Atlas of ~10,000 Genome Regions of Epigenetic Variation Between Individuals, But Consistent Across Different Tissues in Individuals, Established for DNA Methylation Marks Detectable in Blood; Work Should Aid Unraveling of Epigenetic Causes of Disease

More than 15 years after scientists first mapped the human genome, most diseases still cannot be predicted based on one's genes, leading researchers to explore epigenetic causes of disease. But the study of epigenetics cannot be approached in the same way as genetics, so progress has been slow. Now, researchers at the USDA/ARS Children's Nutrition Research Center at Baylor College of Medicine and Texas Children's Hospital have determined a unique fraction of the genome that scientists should focus on. Their report, which provides a "treasure map" to accelerate research in epigenetics and human disease, was published online on June 3, 2019 in Genome Biology. The open-access article is titled “A Genomic Atlas of Systemic Interindividual Epigenetic Variation in Humans.” Epigenetics is a system for molecular marking of DNA that tells the different cells in the body which genes to turn on or off in that cell type. But the cell-specific nature of epigenetics makes it challenging to study. Whereas a blood sample can be used to “genotype” an individual, most epigenetic marks in blood DNA provide no clues about epigenetic dysregulation in other parts of the body, such as the brain or heart. The authors note the following. “DNA methylation is thought to be an important determinant of human phenotypic variation, but its inherent cell type specificity has impeded progress on this question. At exceptional genomic regions, interindividual variation in DNA methylation occurs systemically. Like genetic variants, systemic interindividual epigenetic variants are stable, can influence phenotype, and can be assessed in any easily biopsiable DNA sample.

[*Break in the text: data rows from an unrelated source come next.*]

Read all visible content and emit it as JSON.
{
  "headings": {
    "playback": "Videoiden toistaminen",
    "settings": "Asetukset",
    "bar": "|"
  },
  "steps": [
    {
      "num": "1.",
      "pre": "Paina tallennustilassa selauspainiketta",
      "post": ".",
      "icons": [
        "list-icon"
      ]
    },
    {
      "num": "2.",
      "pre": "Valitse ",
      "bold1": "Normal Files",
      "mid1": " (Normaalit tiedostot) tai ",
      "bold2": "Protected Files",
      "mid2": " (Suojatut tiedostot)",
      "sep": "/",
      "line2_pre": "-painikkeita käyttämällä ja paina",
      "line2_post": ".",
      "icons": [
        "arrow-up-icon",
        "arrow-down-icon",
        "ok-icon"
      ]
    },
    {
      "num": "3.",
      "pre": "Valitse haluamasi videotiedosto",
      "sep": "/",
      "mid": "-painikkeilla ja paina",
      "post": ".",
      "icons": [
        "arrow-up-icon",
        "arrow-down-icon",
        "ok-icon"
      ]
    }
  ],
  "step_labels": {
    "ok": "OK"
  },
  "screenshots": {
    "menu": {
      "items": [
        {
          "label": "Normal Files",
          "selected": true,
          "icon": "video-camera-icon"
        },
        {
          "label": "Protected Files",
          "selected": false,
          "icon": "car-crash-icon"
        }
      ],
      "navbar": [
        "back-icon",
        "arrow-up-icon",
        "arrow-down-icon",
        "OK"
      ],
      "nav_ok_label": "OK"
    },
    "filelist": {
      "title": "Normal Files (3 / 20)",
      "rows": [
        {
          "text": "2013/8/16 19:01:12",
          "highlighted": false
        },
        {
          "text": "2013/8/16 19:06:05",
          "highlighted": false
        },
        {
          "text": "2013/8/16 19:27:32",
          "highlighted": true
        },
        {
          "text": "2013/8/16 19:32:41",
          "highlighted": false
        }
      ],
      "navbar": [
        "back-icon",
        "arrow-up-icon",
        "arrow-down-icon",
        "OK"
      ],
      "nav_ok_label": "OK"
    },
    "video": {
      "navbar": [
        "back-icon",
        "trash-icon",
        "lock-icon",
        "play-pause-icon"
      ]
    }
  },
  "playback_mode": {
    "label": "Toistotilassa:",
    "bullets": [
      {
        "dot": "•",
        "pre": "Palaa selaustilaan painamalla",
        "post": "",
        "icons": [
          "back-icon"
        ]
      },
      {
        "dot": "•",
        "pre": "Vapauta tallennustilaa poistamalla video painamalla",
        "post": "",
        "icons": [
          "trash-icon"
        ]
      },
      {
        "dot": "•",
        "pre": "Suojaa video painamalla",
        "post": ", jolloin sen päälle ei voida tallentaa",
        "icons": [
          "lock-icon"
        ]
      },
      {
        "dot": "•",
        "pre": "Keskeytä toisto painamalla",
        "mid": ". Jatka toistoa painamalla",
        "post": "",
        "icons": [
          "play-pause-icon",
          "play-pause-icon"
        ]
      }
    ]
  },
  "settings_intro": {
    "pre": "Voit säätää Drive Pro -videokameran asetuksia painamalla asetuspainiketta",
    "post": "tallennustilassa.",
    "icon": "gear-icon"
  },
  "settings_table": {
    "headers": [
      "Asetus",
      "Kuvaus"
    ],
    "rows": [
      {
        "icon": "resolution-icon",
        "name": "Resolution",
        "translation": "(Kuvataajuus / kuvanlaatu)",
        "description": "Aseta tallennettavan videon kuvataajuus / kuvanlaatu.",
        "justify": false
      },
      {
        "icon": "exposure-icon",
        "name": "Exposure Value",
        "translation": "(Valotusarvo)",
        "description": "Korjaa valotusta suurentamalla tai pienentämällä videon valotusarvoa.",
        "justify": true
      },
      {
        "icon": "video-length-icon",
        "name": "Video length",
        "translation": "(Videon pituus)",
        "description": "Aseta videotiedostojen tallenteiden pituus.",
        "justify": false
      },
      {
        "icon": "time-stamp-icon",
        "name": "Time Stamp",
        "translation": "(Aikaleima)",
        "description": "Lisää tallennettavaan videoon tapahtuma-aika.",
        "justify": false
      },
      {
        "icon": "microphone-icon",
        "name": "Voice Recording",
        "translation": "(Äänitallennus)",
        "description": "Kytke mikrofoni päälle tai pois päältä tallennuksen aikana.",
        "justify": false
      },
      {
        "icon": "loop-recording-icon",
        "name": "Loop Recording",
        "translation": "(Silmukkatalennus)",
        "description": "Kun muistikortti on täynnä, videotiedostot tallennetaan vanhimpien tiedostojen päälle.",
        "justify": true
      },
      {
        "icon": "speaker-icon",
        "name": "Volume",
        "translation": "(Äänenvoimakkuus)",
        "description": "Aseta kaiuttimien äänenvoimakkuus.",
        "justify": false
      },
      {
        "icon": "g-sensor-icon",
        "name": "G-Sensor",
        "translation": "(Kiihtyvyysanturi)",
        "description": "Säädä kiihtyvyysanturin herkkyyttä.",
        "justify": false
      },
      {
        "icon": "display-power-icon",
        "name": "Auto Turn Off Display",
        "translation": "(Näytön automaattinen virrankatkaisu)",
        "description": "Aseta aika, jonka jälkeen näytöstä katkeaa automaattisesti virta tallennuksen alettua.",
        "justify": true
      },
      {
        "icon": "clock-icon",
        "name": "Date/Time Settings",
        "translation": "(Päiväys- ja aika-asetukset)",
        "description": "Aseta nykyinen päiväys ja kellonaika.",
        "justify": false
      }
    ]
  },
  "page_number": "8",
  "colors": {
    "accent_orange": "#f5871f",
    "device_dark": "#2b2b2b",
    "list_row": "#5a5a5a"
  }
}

We describe an unbiased screen for human genomic regions at which interindividual variation in DNA methylation is not tissue-specific.” Senior author Robert A.